Siach HaSadeh are among the elite vanguard of jazz-inclined improvisers breathing new life into otherworldly old Hasidic melodies from centuries past. The Quebec-based band further distinguish themselves with their many haunting diversions into moody, mystical Middle Eastern sounds. Their latest album Song of the Grasses, a collection of exquisitely sad songs, exquisitely played, is streaming online, and the band has a whirlwind New York tour coming up. On March 4 they’ll be doing a set (plus a jam afterward) at the Stephen Wise Free Synagogue, 30 W. 68th St. at 7:30 PM; cover for the show is $15, more if you want the dance lesson or whatever else is happening beforehand, usually a lot at this place. Siach HaSadeh are also at Branded Saloon in Ft. Greene at 8 on March 5 followed at 9 by the more boisterous Breslov Bar Band. Then on March 6 they’ll be at Silvana, 300 W. 116th St at 8 PM as well.

Slow tempos and subdued, highly nuanced playing with minute dynamic shifts are the constants throughout the album’s seventeen tracks. Several of the instrumentals feature elegant handoffs from one instrument to the other; others employ a lot of intricate, sometimes awestruck harmony between Yoni Kaston’s clarinet, Joel Kerr’s bass and accordion, and Gael Huard’s cello. The group opens with Levi Yitzchak’s Berdichever’s Niggun, a droning dirge that pairs off clarinet with a darkly ambered string section throughout a series of slowly rising and falling waves. An alternate take at the end of the album finds the band working it with more sparseness and restraint, with a bit of a free jazz interlude before the melody coalesces again.

Kaston’s clarinet takes on an absolutely disconsolate cavatina-like tone on the brooding waltz Nigun firn di Tsadikkim in Gan Eyden, with a rich blend of harmonies between clarinet, Jason Rosenblatt’s harmonica and Ismail Fencioglu’s oud leading to an unexpectedly energetic but thematically spot-on bass solo.
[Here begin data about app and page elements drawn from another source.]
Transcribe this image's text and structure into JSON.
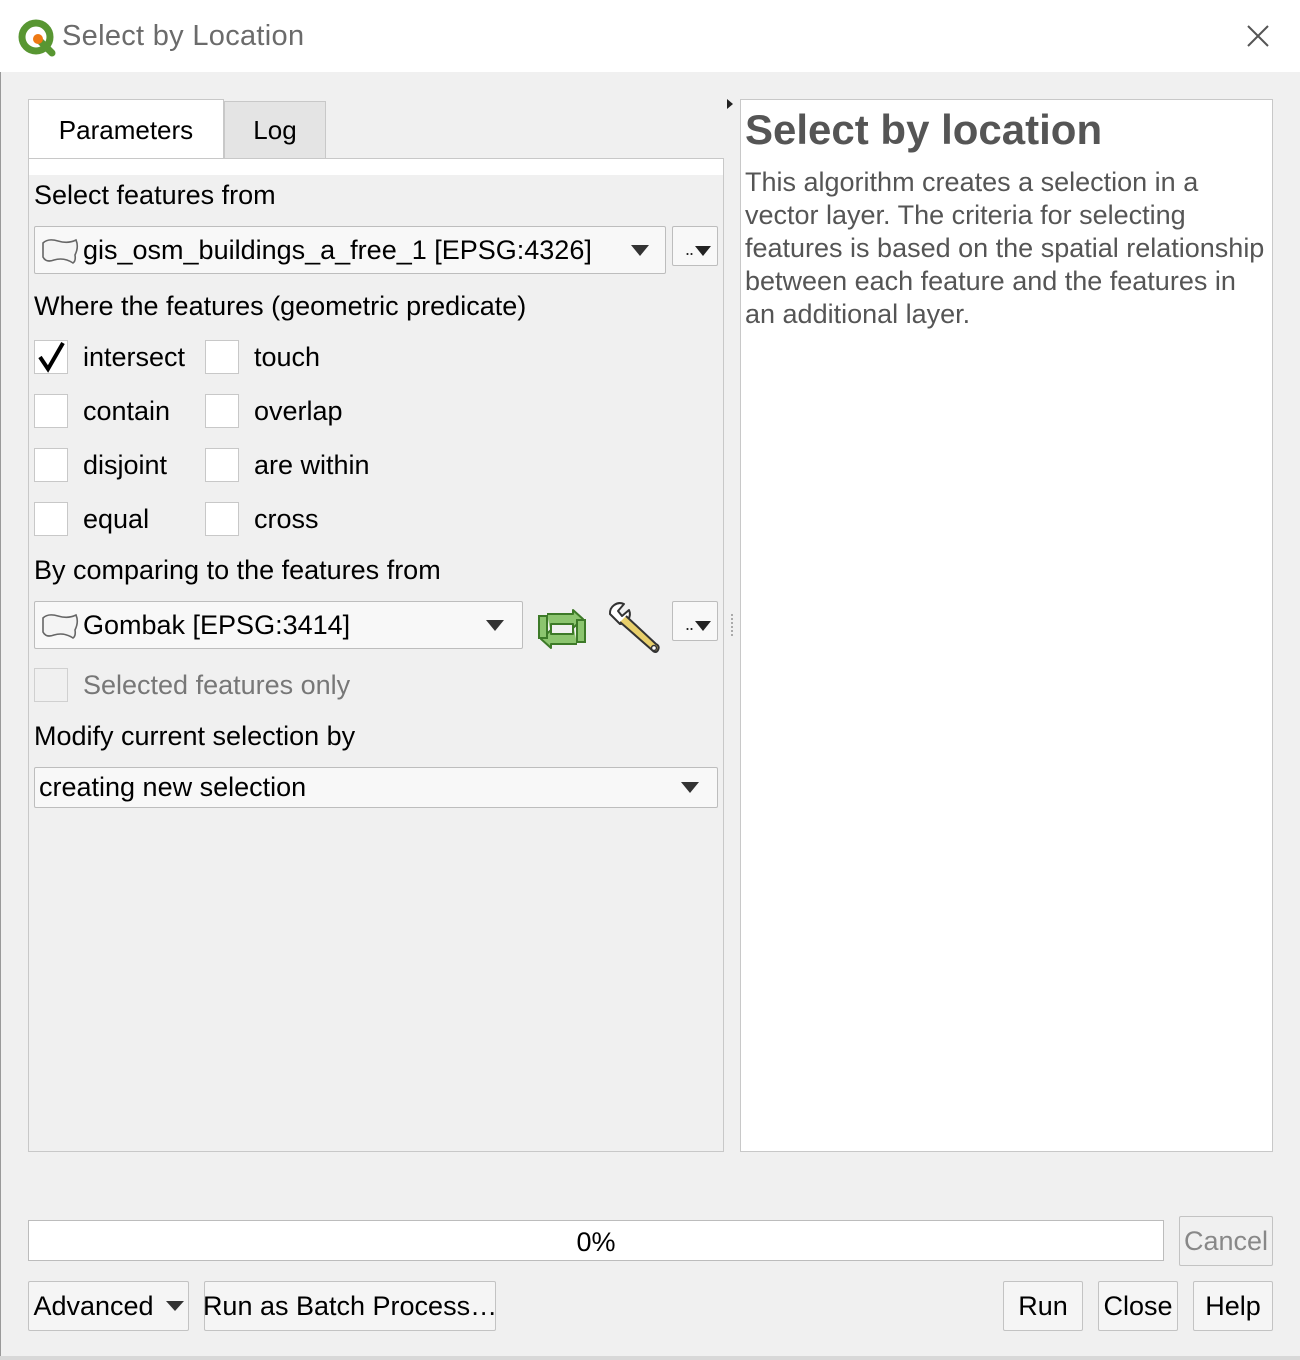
{
  "window": {
    "title": "Select by Location"
  },
  "tabs": [
    {
      "label": "Parameters",
      "active": true
    },
    {
      "label": "Log",
      "active": false
    }
  ],
  "params": {
    "input_label": "Select features from",
    "input_layer": "gis_osm_buildings_a_free_1 [EPSG:4326]",
    "predicate_label": "Where the features (geometric predicate)",
    "predicates": [
      {
        "label": "intersect",
        "checked": true
      },
      {
        "label": "touch",
        "checked": false
      },
      {
        "label": "contain",
        "checked": false
      },
      {
        "label": "overlap",
        "checked": false
      },
      {
        "label": "disjoint",
        "checked": false
      },
      {
        "label": "are within",
        "checked": false
      },
      {
        "label": "equal",
        "checked": false
      },
      {
        "label": "cross",
        "checked": false
      }
    ],
    "compare_label": "By comparing to the features from",
    "compare_layer": "Gombak [EPSG:3414]",
    "selected_only_label": "Selected features only",
    "selected_only_checked": false,
    "modify_label": "Modify current selection by",
    "modify_value": "creating new selection",
    "dots": ".."
  },
  "help": {
    "title": "Select by location",
    "body": "This algorithm creates a selection in a vector layer. The criteria for selecting features is based on the spatial relationship between each feature and the features in an additional layer."
  },
  "progress": {
    "value": 0,
    "text": "0%"
  },
  "buttons": {
    "cancel": "Cancel",
    "advanced": "Advanced",
    "batch": "Run as Batch Process…",
    "run": "Run",
    "close": "Close",
    "help": "Help"
  },
  "icons": {
    "app": "qgis-logo-icon",
    "close": "close-icon",
    "layer": "polygon-layer-icon",
    "iterate": "iterate-icon",
    "settings": "wrench-icon"
  },
  "colors": {
    "qgis_green": "#589632",
    "qgis_yellow": "#ee7913",
    "help_text": "#555555"
  }
}
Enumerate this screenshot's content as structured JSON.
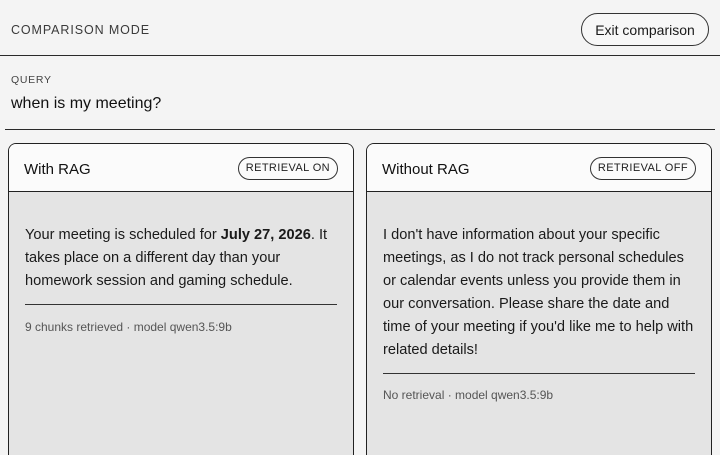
{
  "header": {
    "mode_label": "COMPARISON MODE",
    "exit_button": "Exit comparison"
  },
  "query": {
    "label": "QUERY",
    "text": "when is my meeting?"
  },
  "panels": [
    {
      "title": "With RAG",
      "badge": "RETRIEVAL ON",
      "answer_before": "Your meeting is scheduled for ",
      "answer_bold": "July 27, 2026",
      "answer_after": ". It takes place on a different day than your homework session and gaming schedule.",
      "meta": "9 chunks retrieved · model qwen3.5:9b"
    },
    {
      "title": "Without RAG",
      "badge": "RETRIEVAL OFF",
      "answer": "I don't have information about your specific meetings, as I do not track personal schedules or calendar events unless you provide them in our conversation. Please share the date and time of your meeting if you'd like me to help with related details!",
      "meta": "No retrieval · model qwen3.5:9b"
    }
  ]
}
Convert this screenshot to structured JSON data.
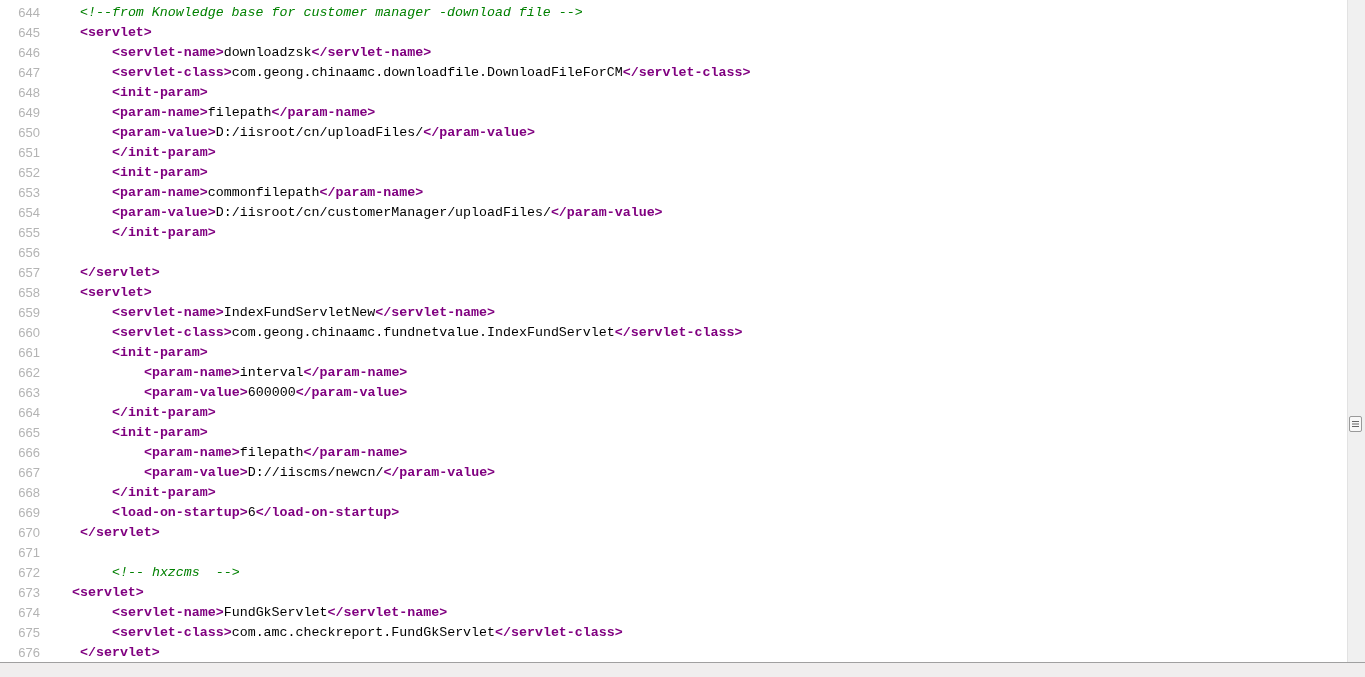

The pensively strolling Rabbeinu’s Niggun – reprised at the end of the album with a bit more oomph – opens with a spiky oud taqsim and then builds to a misterioso groove with the clarinet leading the way.

Dror Yikra contrasts rather blithe, blues-tinted harmonica with murky, low-key clarinet while the bass plays it as a bolero. Baal Shem Tov’s Niggun sets warily emphatic, sustained clarinet against a backdrop of sepulchral flickers from the strings, a dancing bass loop leading the tempo from tricky to straightforward as the clarinet and cello loom menacingly overhead. Yedid Nefesh weaves a web of rich, darkly ethereal harmonies between bass, clarinet and cello, while Menucha Vesimcha offers a rare, jaunty, harmonica-spiced interlude.

Oud and clarinet exchange somberly elegant phrases and then blend with the harmonica on Tolner Niggun, while the darkly dancing North African-tinged diptych Kuni Roni/Maggid’s Niggun might be the best if simplest track here: the oud’s ironically triumphant run down into the abyss midway through might be the album’s high point, such that it is.

There are also a handful of bass-and-clarinet duets: Song of the Seven Beggars, a minimalistic, swaying nocturnal waltz; Radishitz Niggun, a gorgeously otherworldly, Middle Eastern-tinged miniature; Kah Echshof, which brightens just a bit; Agadelcha, an ominously chromatic dark-sky theme that opens with an apprehensive low drone; Dveikus Niggun, which is as tight as it is darkly nebulous; and the album’s most strikingly minimalist track, Tfilas Tal. Is this the best album of the past several months? It’s certainly one of them, as darkly unforgettable as anything you’ll hear this year.

And if you like this stuff, you’ll want to check out Kaston’s intriguing, intense Turkish music duo Ihtimanska with talented multi-reedwoman Ariane Morin.